Shippers said the category is still growing.
Organic apples account for more than 10% of total apple volume for several large marketers; 11% of Stemilt Growers of Wenatchee’s 11 million carton apple crop is organic, said Brianna Shales, communications manager for the company.
Growth in organic apple volume for Columbia Marketing International is more than 10% per year, said Mike Nicholson, salesman for the Wenatchee-based company.
Other shippers echoed that sentiment.
“We are off a little bit on conventional, but organic volume overall will be up as we continue to transition fruit into the organic side of things,” said Suzanne Wolter, director of marketing for Rainier Fruit, Selah.
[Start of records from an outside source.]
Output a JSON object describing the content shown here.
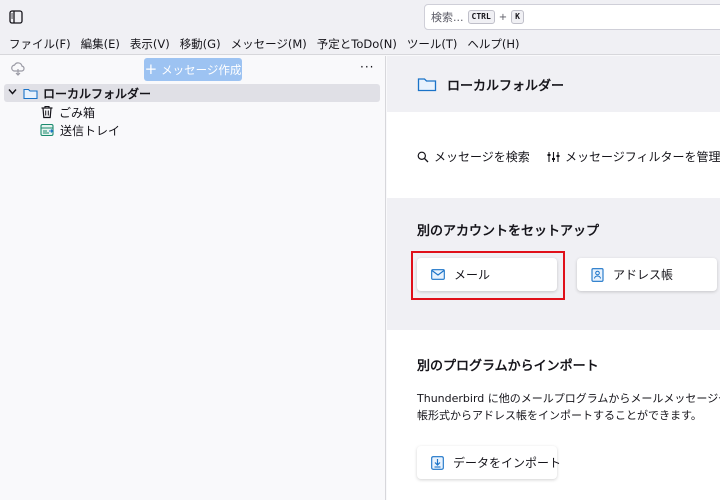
{
  "toolbar": {
    "search_placeholder": "検索...",
    "shortcut_ctrl": "CTRL",
    "shortcut_plus": "+",
    "shortcut_key": "K"
  },
  "menubar": {
    "items": [
      "ファイル(F)",
      "編集(E)",
      "表示(V)",
      "移動(G)",
      "メッセージ(M)",
      "予定とToDo(N)",
      "ツール(T)",
      "ヘルプ(H)"
    ]
  },
  "folder_pane": {
    "write_button": "メッセージ作成",
    "more": "···",
    "folders": [
      {
        "label": "ローカルフォルダー",
        "icon": "folder-icon"
      },
      {
        "label": "ごみ箱",
        "icon": "trash-icon"
      },
      {
        "label": "送信トレイ",
        "icon": "outbox-icon"
      }
    ]
  },
  "content": {
    "title": "ローカルフォルダー",
    "search_messages": "メッセージを検索",
    "manage_filters": "メッセージフィルターを管理",
    "setup_title": "別のアカウントをセットアップ",
    "mail_card": "メール",
    "addressbook_card": "アドレス帳",
    "import_title": "別のプログラムからインポート",
    "import_desc_line1": "Thunderbird に他のメールプログラムからメールメッセージやフィード購",
    "import_desc_line2": "帳形式からアドレス帳をインポートすることができます。",
    "import_button": "データをインポート"
  },
  "colors": {
    "accent": "#0061e0",
    "write_button_bg": "#9dc3f2",
    "highlight_border": "#e0101a",
    "folder_icon": "#1a73c8"
  }
}
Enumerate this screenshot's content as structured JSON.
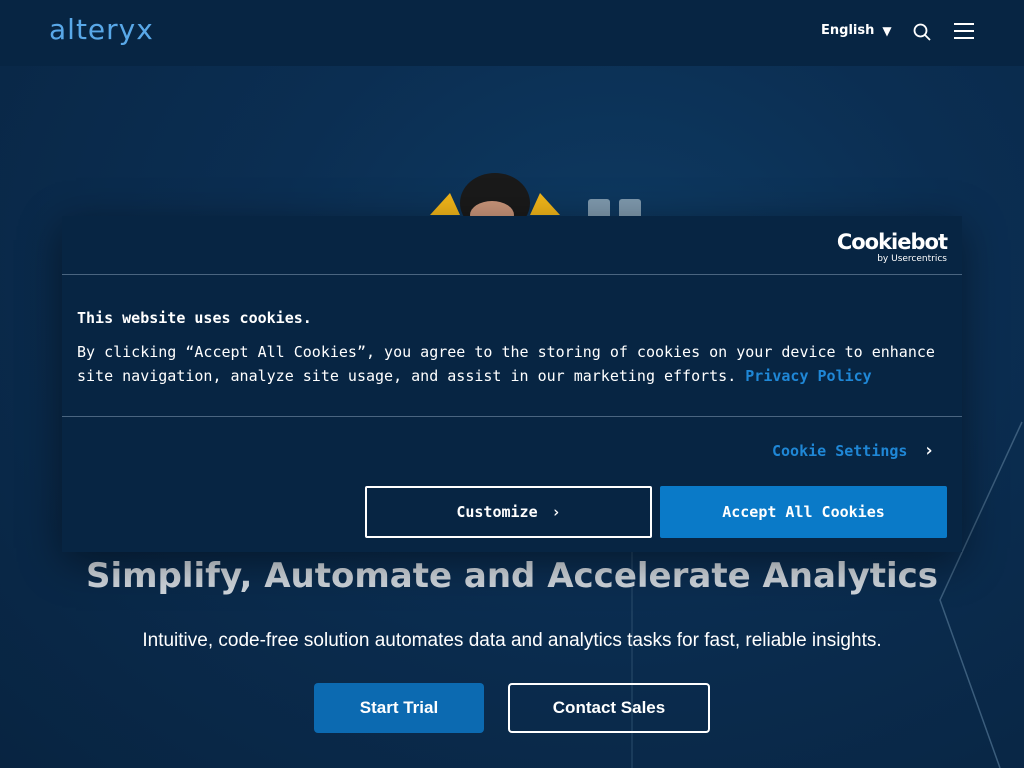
{
  "header": {
    "logo": "alteryx",
    "language": "English"
  },
  "hero": {
    "title": "Simplify, Automate and Accelerate Analytics",
    "subtitle": "Intuitive, code-free solution automates data and analytics tasks for fast, reliable insights.",
    "start_trial": "Start Trial",
    "contact_sales": "Contact Sales"
  },
  "cookie_banner": {
    "brand": "Cookiebot",
    "brand_by": "by Usercentrics",
    "title": "This website uses cookies.",
    "body": "By clicking “Accept All Cookies”, you agree to the storing of cookies on your device to enhance site navigation, analyze site usage, and assist in our marketing efforts.",
    "privacy_link": "Privacy Policy",
    "settings_label": "Cookie Settings",
    "customize_label": "Customize",
    "accept_label": "Accept All Cookies"
  },
  "colors": {
    "accent": "#1f87d6",
    "button_primary": "#0a7ac8",
    "background": "#0b2a4a"
  }
}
While markets in the Midwest and the South have been traditionally flat on organic sales, Wolter said the 2012 season witnessed growth in those markets.
She said the company is finding growing demand for organic-oriented secondary display bins and that reflects the interest of retailers who are looking to add focus on organic to their stores.
While a growing part of the business, John Long, director of sales and operations in Union Gap, Wash., for Raleigh, N.C.-based L&M Cos., said the limited scope of organic demand can be challenging, he said. For example, retail buyers prefer premium organic apples size 72s to 100s.
“(Organic buyers) want the heart of the manifest. What do you do with the rest of it?“ he said.
Retailers want organic apples, and Robbin Erickson, sales manager for FirstFruits Marketing of Washington, observing that the supply and demand equilibrium for organic fruit seems to be mostly in balance, Erickson said that FirstFruits accounts for almost 20% of the state’s organic production for apples.